App and web page records:
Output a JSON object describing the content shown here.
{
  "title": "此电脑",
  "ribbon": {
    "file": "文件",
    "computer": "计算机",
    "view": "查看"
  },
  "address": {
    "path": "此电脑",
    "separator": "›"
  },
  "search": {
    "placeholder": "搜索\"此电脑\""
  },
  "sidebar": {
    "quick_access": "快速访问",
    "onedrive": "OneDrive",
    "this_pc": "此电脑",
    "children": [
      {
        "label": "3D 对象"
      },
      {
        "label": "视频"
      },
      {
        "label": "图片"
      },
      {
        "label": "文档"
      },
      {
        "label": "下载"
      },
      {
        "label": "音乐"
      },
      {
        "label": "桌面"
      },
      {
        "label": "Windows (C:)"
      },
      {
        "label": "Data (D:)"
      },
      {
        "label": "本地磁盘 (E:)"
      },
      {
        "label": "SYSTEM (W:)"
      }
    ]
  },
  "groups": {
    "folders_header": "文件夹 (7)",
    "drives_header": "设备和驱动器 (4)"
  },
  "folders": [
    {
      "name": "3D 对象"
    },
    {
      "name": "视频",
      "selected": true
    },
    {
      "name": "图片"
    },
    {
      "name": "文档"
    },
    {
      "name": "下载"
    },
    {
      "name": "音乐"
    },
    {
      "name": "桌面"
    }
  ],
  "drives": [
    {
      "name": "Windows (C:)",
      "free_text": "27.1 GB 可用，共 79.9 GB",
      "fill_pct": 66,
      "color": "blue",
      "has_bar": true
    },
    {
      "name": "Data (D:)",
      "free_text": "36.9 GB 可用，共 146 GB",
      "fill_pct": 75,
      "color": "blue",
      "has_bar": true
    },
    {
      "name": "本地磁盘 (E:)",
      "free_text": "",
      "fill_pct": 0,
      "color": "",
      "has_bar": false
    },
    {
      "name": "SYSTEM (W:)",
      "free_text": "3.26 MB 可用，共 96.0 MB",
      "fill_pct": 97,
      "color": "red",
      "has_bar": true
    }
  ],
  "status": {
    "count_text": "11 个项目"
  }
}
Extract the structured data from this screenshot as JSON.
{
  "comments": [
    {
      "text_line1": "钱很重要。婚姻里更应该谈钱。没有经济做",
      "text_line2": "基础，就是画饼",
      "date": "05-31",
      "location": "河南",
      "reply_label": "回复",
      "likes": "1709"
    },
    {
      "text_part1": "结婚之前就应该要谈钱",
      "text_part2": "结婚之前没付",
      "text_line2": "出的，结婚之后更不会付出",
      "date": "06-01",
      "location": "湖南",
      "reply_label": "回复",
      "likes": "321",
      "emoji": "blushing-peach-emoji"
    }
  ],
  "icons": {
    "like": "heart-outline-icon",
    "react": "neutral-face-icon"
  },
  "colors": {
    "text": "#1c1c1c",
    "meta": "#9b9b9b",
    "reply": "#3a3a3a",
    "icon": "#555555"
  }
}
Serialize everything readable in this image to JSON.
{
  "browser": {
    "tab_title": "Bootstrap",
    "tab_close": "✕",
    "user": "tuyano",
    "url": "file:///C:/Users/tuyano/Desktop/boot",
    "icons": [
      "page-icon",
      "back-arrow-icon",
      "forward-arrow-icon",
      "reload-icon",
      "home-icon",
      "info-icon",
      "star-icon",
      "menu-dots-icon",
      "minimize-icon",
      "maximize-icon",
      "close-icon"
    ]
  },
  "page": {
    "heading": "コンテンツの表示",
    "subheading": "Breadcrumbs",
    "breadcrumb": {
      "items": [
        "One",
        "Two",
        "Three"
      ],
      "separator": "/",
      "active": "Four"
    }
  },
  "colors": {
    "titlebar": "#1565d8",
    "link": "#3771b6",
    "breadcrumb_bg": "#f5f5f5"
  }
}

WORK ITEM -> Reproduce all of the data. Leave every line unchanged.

EXERCISE ANSWER ->
Output a JSON object describing the content shown here.
{
  "title": "此电脑",
  "ribbon": {
    "file": "文件",
    "computer": "计算机",
    "view": "查看"
  },
  "address": {
    "path": "此电脑",
    "separator": "›"
  },
  "search": {
    "placeholder": "搜索\"此电脑\""
  },
  "sidebar": {
    "quick_access": "快速访问",
    "onedrive": "OneDrive",
    "this_pc": "此电脑",
    "children": [
      {
        "label": "3D 对象"
      },
      {
        "label": "视频"
      },
      {
        "label": "图片"
      },
      {
        "label": "文档"
      },
      {
        "label": "下载"
      },
      {
        "label": "音乐"
      },
      {
        "label": "桌面"
      },
      {
        "label": "Windows (C:)"
      },
      {
        "label": "Data (D:)"
      },
      {
        "label": "本地磁盘 (E:)"
      },
      {
        "label": "SYSTEM (W:)"
      }
    ]
  },
  "groups": {
    "folders_header": "文件夹 (7)",
    "drives_header": "设备和驱动器 (4)"
  },
  "folders": [
    {
      "name": "3D 对象"
    },
    {
      "name": "视频",
      "selected": true
    },
    {
      "name": "图片"
    },
    {
      "name": "文档"
    },
    {
      "name": "下载"
    },
    {
      "name": "音乐"
    },
    {
      "name": "桌面"
    }
  ],
  "drives": [
    {
      "name": "Windows (C:)",
      "free_text": "27.1 GB 可用，共 79.9 GB",
      "fill_pct": 66,
      "color": "blue",
      "has_bar": true
    },
    {
      "name": "Data (D:)",
      "free_text": "36.9 GB 可用，共 146 GB",
      "fill_pct": 75,
      "color": "blue",
      "has_bar": true
    },
    {
      "name": "本地磁盘 (E:)",
      "free_text": "",
      "fill_pct": 0,
      "color": "",
      "has_bar": false
    },
    {
      "name": "SYSTEM (W:)",
      "free_text": "3.26 MB 可用，共 96.0 MB",
      "fill_pct": 97,
      "color": "red",
      "has_bar": true
    }
  ],
  "status": {
    "count_text": "11 个项目"
  }
}
Extract the structured data from this screenshot as JSON.
{
  "comments": [
    {
      "text_line1": "钱很重要。婚姻里更应该谈钱。没有经济做",
      "text_line2": "基础，就是画饼",
      "date": "05-31",
      "location": "河南",
      "reply_label": "回复",
      "likes": "1709"
    },
    {
      "text_part1": "结婚之前就应该要谈钱",
      "text_part2": "结婚之前没付",
      "text_line2": "出的，结婚之后更不会付出",
      "date": "06-01",
      "location": "湖南",
      "reply_label": "回复",
      "likes": "321",
      "emoji": "blushing-peach-emoji"
    }
  ],
  "icons": {
    "like": "heart-outline-icon",
    "react": "neutral-face-icon"
  },
  "colors": {
    "text": "#1c1c1c",
    "meta": "#9b9b9b",
    "reply": "#3a3a3a",
    "icon": "#555555"
  }
}
Serialize everything readable in this image to JSON.
{
  "browser": {
    "tab_title": "Bootstrap",
    "tab_close": "✕",
    "user": "tuyano",
    "url": "file:///C:/Users/tuyano/Desktop/boot",
    "icons": [
      "page-icon",
      "back-arrow-icon",
      "forward-arrow-icon",
      "reload-icon",
      "home-icon",
      "info-icon",
      "star-icon",
      "menu-dots-icon",
      "minimize-icon",
      "maximize-icon",
      "close-icon"
    ]
  },
  "page": {
    "heading": "コンテンツの表示",
    "subheading": "Breadcrumbs",
    "breadcrumb": {
      "items": [
        "One",
        "Two",
        "Three"
      ],
      "separator": "/",
      "active": "Four"
    }
  },
  "colors": {
    "titlebar": "#1565d8",
    "link": "#3771b6",
    "breadcrumb_bg": "#f5f5f5"
  }
}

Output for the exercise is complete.